# What to do
Wherever a line of the records contains "time", copy that line.

[Component data from apps and pages]
____________________

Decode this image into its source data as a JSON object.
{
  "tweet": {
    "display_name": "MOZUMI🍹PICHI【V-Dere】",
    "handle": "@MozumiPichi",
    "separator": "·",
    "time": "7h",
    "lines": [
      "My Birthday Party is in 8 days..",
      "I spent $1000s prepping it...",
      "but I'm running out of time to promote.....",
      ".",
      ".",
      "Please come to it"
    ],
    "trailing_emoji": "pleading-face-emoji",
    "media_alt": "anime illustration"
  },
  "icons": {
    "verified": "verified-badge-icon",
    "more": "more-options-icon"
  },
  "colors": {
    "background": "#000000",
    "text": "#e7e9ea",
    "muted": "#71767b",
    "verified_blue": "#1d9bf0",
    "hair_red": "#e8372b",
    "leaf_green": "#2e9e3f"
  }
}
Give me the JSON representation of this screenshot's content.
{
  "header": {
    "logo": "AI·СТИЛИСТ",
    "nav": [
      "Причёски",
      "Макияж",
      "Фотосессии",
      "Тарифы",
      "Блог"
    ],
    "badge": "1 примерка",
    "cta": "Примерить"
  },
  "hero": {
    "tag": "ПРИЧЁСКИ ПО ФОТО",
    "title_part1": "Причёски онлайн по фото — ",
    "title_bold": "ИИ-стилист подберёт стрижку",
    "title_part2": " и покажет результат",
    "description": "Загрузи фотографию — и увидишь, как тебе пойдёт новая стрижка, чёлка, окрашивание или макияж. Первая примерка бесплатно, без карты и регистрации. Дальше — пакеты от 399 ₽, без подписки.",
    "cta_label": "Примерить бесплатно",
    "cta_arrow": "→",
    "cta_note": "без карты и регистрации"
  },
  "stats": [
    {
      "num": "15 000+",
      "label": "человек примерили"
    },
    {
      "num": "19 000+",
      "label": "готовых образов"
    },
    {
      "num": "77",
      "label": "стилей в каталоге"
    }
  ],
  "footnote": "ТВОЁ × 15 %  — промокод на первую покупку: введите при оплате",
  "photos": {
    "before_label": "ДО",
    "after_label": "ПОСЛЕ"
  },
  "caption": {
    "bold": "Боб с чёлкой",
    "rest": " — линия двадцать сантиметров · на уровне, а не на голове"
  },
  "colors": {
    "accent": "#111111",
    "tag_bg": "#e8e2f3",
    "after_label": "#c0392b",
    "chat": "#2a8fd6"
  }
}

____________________

# Expected answer
    "time": "7h",
      "but I'm running out of time to promote.....",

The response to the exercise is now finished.